Monday, February 22, 2010

George Williams' Degenerate

by George Williams

(10: 8/50, N: 1/10)

"It was the dumbest show I'd ever seen. No such New York existed, nor could it, even if it wanted to. It was New York's greatness not to endure such people. I imagined the hollow dummies run down by laughing cab drivers, who back up to finish the job."

The entry below will openly analyse George Williams' Degenerate and address specifically its possible themes, symbols, and intent. No plot-related spoilers will be divulged.

It's difficult for me to begin this entry for a handful of reasons. Surprisingly, I'm not wrestling with an urge to be more kind or more objective, but rather trying to resist the urge to write an out-and-out book review. This blog will be sloppy. You have been warned.

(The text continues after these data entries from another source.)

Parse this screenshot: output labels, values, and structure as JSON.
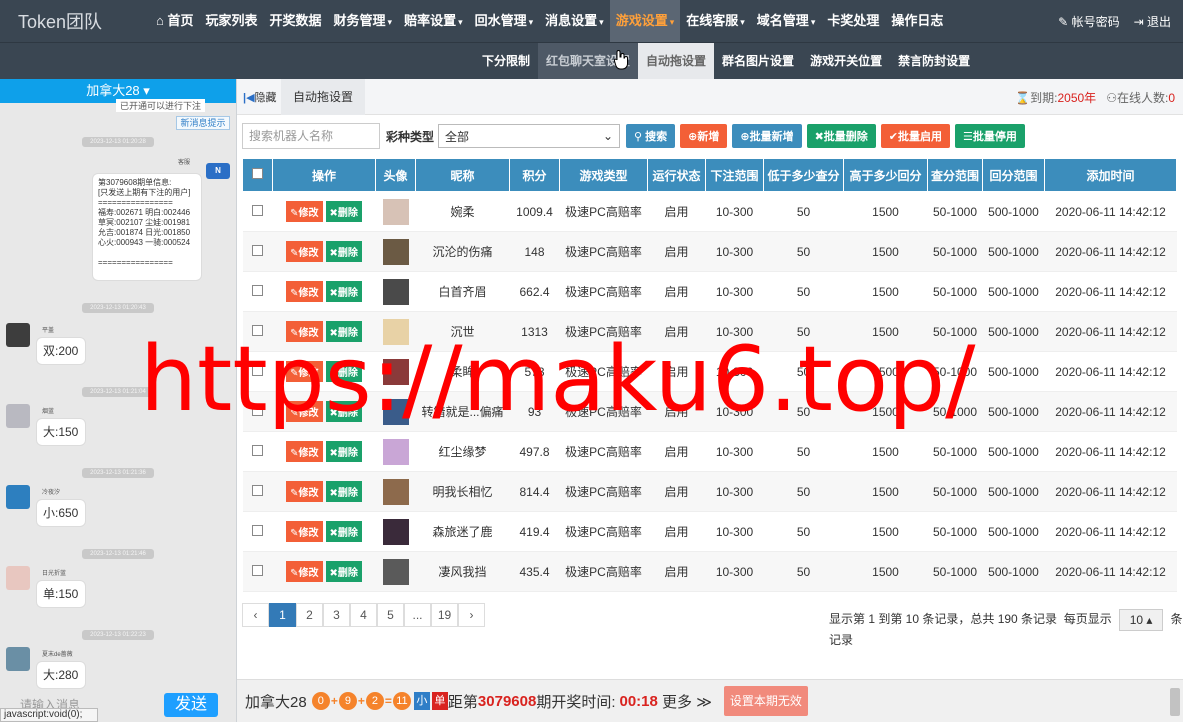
{
  "brand": "Token团队",
  "nav": {
    "items": [
      {
        "label": "首页",
        "icon": "home-icon"
      },
      {
        "label": "玩家列表"
      },
      {
        "label": "开奖数据"
      },
      {
        "label": "财务管理",
        "caret": "▾"
      },
      {
        "label": "赔率设置",
        "caret": "▾"
      },
      {
        "label": "回水管理",
        "caret": "▾"
      },
      {
        "label": "消息设置",
        "caret": "▾"
      },
      {
        "label": "游戏设置",
        "caret": "▾",
        "active": true
      },
      {
        "label": "在线客服",
        "caret": "▾"
      },
      {
        "label": "域名管理",
        "caret": "▾"
      },
      {
        "label": "卡奖处理"
      },
      {
        "label": "操作日志"
      }
    ],
    "account_label": "帐号密码",
    "logout_label": "退出"
  },
  "subnav": {
    "items": [
      "下分限制",
      "红包聊天室设置",
      "自动拖设置",
      "群名图片设置",
      "游戏开关位置",
      "禁言防封设置"
    ],
    "current_index": 2,
    "hover_index": 1
  },
  "chat": {
    "room": "加拿大28 ▾",
    "notify_label": "新消息提示",
    "cut_top_text": "已开通可以进行下注",
    "timestamps": [
      "2023-12-13 01:20:28",
      "2023-12-13 01:20:43",
      "2023-12-13 01:21:04",
      "2023-12-13 01:21:36",
      "2023-12-13 01:21:46",
      "2023-12-13 01:22:23"
    ],
    "bill_sender": "客服",
    "bill_lines": [
      "第3079608期单信息:",
      "[只发送上期有下注的用户]",
      "================",
      "福寿:002671 明白:002446",
      "草冥:002107 尘娃:001981",
      "允吉:001874 日光:001850",
      "心火:000943 一骑:000524",
      "",
      "================"
    ],
    "messages": [
      {
        "user": "平盖",
        "text": "双:200",
        "avatar_color": "#3d3d3d"
      },
      {
        "user": "烟蓝",
        "text": "大:150",
        "avatar_color": "#b9b9c1"
      },
      {
        "user": "冷夜汐",
        "text": "小:650",
        "avatar_color": "#2d7fbf"
      },
      {
        "user": "日光折蓝",
        "text": "单:150",
        "avatar_color": "#e8c7c0"
      },
      {
        "user": "夏末de蔷薇",
        "text": "大:280",
        "avatar_color": "#6a8fa5"
      }
    ],
    "input_placeholder": "请输入消息",
    "send_label": "发送",
    "status_url": "javascript:void(0);"
  },
  "main": {
    "hide_label": "隐藏",
    "tab_label": "自动拖设置",
    "expire_label": "到期:",
    "expire_value": "2050年",
    "online_label": "在线人数:",
    "online_value": "0",
    "search_placeholder": "搜索机器人名称",
    "lottery_type_label": "彩种类型",
    "lottery_type_value": "全部",
    "buttons": {
      "search": "搜索",
      "add": "新增",
      "batch_add": "批量新增",
      "batch_delete": "批量删除",
      "batch_enable": "批量启用",
      "batch_disable": "批量停用"
    },
    "colors": {
      "search": "#3c8dbc",
      "add": "#f35f37",
      "batch_add": "#3c8dbc",
      "batch_delete": "#1aa16a",
      "batch_enable": "#f35f37",
      "batch_disable": "#1aa16a"
    },
    "table": {
      "headers": [
        "",
        "操作",
        "头像",
        "昵称",
        "积分",
        "游戏类型",
        "运行状态",
        "下注范围",
        "低于多少查分",
        "高于多少回分",
        "查分范围",
        "回分范围",
        "添加时间"
      ],
      "edit_label": "修改",
      "delete_label": "删除",
      "rows": [
        {
          "name": "婉柔",
          "points": "1009.4",
          "type": "极速PC高赔率",
          "status": "启用",
          "bet": "10-300",
          "low": "50",
          "high": "1500",
          "check": "50-1000",
          "return": "500-1000",
          "time": "2020-06-11 14:42:12",
          "av": "#d7c2b6"
        },
        {
          "name": "沉沦的伤痛",
          "points": "148",
          "type": "极速PC高赔率",
          "status": "启用",
          "bet": "10-300",
          "low": "50",
          "high": "1500",
          "check": "50-1000",
          "return": "500-1000",
          "time": "2020-06-11 14:42:12",
          "av": "#6b5a44"
        },
        {
          "name": "白首齐眉",
          "points": "662.4",
          "type": "极速PC高赔率",
          "status": "启用",
          "bet": "10-300",
          "low": "50",
          "high": "1500",
          "check": "50-1000",
          "return": "500-1000",
          "time": "2020-06-11 14:42:12",
          "av": "#4a4a4a"
        },
        {
          "name": "沉世",
          "points": "1313",
          "type": "极速PC高赔率",
          "status": "启用",
          "bet": "10-300",
          "low": "50",
          "high": "1500",
          "check": "50-1000",
          "return": "500-1000",
          "time": "2020-06-11 14:42:12",
          "av": "#e8d2a6"
        },
        {
          "name": "柔眸",
          "points": "573",
          "type": "极速PC高赔率",
          "status": "启用",
          "bet": "10-300",
          "low": "50",
          "high": "1500",
          "check": "50-1000",
          "return": "500-1000",
          "time": "2020-06-11 14:42:12",
          "av": "#8a3a3a"
        },
        {
          "name": "转错就是...偏痛",
          "points": "93",
          "type": "极速PC高赔率",
          "status": "启用",
          "bet": "10-300",
          "low": "50",
          "high": "1500",
          "check": "50-1000",
          "return": "500-1000",
          "time": "2020-06-11 14:42:12",
          "av": "#3a5c8a"
        },
        {
          "name": "红尘缘梦",
          "points": "497.8",
          "type": "极速PC高赔率",
          "status": "启用",
          "bet": "10-300",
          "low": "50",
          "high": "1500",
          "check": "50-1000",
          "return": "500-1000",
          "time": "2020-06-11 14:42:12",
          "av": "#c9a6d6"
        },
        {
          "name": "明我长相忆",
          "points": "814.4",
          "type": "极速PC高赔率",
          "status": "启用",
          "bet": "10-300",
          "low": "50",
          "high": "1500",
          "check": "50-1000",
          "return": "500-1000",
          "time": "2020-06-11 14:42:12",
          "av": "#8d6a4c"
        },
        {
          "name": "森旅迷了鹿",
          "points": "419.4",
          "type": "极速PC高赔率",
          "status": "启用",
          "bet": "10-300",
          "low": "50",
          "high": "1500",
          "check": "50-1000",
          "return": "500-1000",
          "time": "2020-06-11 14:42:12",
          "av": "#3a2a3a"
        },
        {
          "name": "凄风我挡",
          "points": "435.4",
          "type": "极速PC高赔率",
          "status": "启用",
          "bet": "10-300",
          "low": "50",
          "high": "1500",
          "check": "50-1000",
          "return": "500-1000",
          "time": "2020-06-11 14:42:12",
          "av": "#5a5a5a"
        }
      ]
    },
    "pager": {
      "pages": [
        "‹",
        "1",
        "2",
        "3",
        "4",
        "5",
        "...",
        "19",
        "›"
      ],
      "current": "1",
      "summary": "显示第 1 到第 10 条记录，总共 190 条记录",
      "per_page_label": "每页显示",
      "per_page_value": "10 ▴",
      "per_page_suffix": "条记录"
    },
    "bottom": {
      "game": "加拿大28",
      "balls": [
        "0",
        "9",
        "2",
        "11"
      ],
      "size_tag": "小",
      "odd_tag": "单",
      "issue_prefix": "距第",
      "issue": "3079608",
      "issue_suffix": "期开奖时间:",
      "countdown": "00:18",
      "more_label": "更多 ≫",
      "reset_label": "设置本期无效"
    }
  },
  "watermark": "https://maku6.top/"
}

Here's what Degenerate (pronounced however you choose, really) is: A stark, critical examination of a decaying America. Set upon a pre-millennial backdrop, with the end of the 20th century in full-view, it carries the reader across a country littered with museums and graveyards and infected by lusty adolescence. It depicts a stubborn, obstinate culture that refuses to acknowledge its age, and foreshadows a dim future for subsequent generations. Thematically, it's a challenging, and arguably important novel but you can't bet the house on a theme.

Degenerate's narrative is a tenuous, off-putting thing that, when functioning at its best, resembles something like a middle-of-the-road crime novel, not in the quality of the prose, but in the structure and overall effectiveness of the narrative. Nothing in the novel ever feels exactly solid: plot, as it were, seems to be non-concern for Williams. The story will travel the road it will, and check off thematic supports like they were road-side attractions. It's a confusing ride, quite honestly. The plot is convenient when it needs to be, and some things just sort of happened at some point. Chekhovian omissions, or reader's haze, I couldn't say. Probably a bit of both.

Williams, and I say this both as a reader and a former student, can also be a difficult pill to swallow. His opinions aren't always conventional; occasionally they can even seem out of touch with reality, but its their extremism that makes them fascinating, and often entertaining to read. The sitcom Friends (see above) is made reference to multiple times in the novel. Williams is likely the sole person in America with such disdain for the show, but he uses that disdain swimmingly.

I find myself asking: Who would I recommend this to? And the answer is anyone who hates modern American culture, and can tolerate literature that reads like a fever dream. I don't quite know what happened, how it happened, or exactly why it happened, but the reality painted is frightening and maybe worth it regardless. The late novel symbol of America is perhaps one of the most acute I've ever seen/heard/read.

Color me ambivalent, and excuse me if I fudge my amazon review.

Up next: Michael Chabon's The Mysteries of Pittsburgh


  1. Interesting. Given the sort of fiction he assigns us to read for class, I'm not surprised at this novel's themes, world view, or even apparent disregard for straightforwardness. I've not read it, but Williams's is having a book signing at Ex Libris in a week or so, so I might pick it up, dunno. We'll see!

  2. If you do end up reading it, I'd love to hear what you thought about it. I should probably warn you: The novel has a strange attitude toward puncuation, and isn't entirely clean as far as errors go. I think the proof readers at Texas Review should be fired.